Now the tower was his secret room, piled high with books smuggled from the library and furnished with a table and a couple of cushions he had managed to squeeze through the trapdoor. With a massive sigh, Ben collapsed onto one of the cushions and began to devour the sandwich- he hadn’t realized how very hungry he was until he had begun to eat. Finishing, he wiped his mouth free of crumbs and looked out one of the tall windows set into the wall of the tower.
The tower room overlooked almost all of Neovia, allowing Ben to watch what went on in he town below. It was the height of noon, and people were bustling about their business, chatting casually and laughing as they strolled down Pine Street. He saw people walking in and out of shops, emerging with bags that were much heavier and purses that were considerably lighter. Everybody was getting ready for the long, bleak winter that lay ahead.

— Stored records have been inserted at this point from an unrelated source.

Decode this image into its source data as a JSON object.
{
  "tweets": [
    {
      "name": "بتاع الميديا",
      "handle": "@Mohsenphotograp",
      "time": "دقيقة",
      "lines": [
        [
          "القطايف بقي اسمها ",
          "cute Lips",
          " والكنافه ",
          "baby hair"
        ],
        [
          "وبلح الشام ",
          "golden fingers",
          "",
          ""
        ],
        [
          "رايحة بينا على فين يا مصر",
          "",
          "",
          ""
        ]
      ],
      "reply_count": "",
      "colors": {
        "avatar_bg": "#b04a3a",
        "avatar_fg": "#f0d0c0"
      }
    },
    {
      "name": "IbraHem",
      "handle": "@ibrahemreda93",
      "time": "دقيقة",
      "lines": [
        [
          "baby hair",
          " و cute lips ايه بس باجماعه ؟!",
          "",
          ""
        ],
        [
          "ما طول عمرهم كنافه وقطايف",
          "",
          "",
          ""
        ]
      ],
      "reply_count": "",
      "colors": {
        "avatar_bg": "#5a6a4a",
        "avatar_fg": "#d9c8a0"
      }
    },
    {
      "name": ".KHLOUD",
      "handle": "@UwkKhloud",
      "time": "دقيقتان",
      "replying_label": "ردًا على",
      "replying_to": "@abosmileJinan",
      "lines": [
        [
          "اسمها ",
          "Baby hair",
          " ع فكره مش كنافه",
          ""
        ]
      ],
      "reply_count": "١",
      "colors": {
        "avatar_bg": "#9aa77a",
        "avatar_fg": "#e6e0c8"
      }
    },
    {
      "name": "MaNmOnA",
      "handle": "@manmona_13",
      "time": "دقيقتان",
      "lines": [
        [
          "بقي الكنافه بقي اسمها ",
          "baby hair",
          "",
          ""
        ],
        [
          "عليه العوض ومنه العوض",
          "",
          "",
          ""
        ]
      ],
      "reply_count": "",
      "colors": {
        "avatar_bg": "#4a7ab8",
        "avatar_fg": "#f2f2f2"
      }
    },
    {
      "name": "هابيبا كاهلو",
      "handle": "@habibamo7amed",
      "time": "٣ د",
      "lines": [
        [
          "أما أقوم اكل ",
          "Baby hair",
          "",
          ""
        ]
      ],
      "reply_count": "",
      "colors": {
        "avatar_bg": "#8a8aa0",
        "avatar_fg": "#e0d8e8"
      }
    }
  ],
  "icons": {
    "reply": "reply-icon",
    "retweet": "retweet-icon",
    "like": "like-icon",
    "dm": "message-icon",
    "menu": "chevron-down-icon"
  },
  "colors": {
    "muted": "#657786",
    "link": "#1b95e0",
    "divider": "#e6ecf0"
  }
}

From the corner of his eye, Ben noticed a group of boys about his age gathered at the edge of the Haunted Woods. One ran forward to touch one of the ancient trees just on the border of the forest, then retreated, his legs moving as fast as they could carry him. He looked over his shoulder to see if anything had followed him, and his friends burst out laughing.
I wish I could go join them, Ben thought morosely. He would love to join in those games that all the other boys played, to be with one of those little groups that he saw from his tower window, but deep down, the Lupe knew that he was too different. As the son of the richest landowner in town, Ben was expected to be cool and dignified, not to go running of on some adventure. Although he had only been apprenticed to a tailor, he was expected to be well-educated and eloquent, able to carry on a good conversation with someone twice his age. Even if he had been poorer, Ben doubted that he would have been able to join in their games; he was a recluse by nature, absorbed in his books and studies and shy around anyone who was not immediate family.
Resting his head on the windowsill, Ben sighed. I wish- just once- that I could go on an adventure, he thought. I wish, just once, I could be a hero...
To be continued...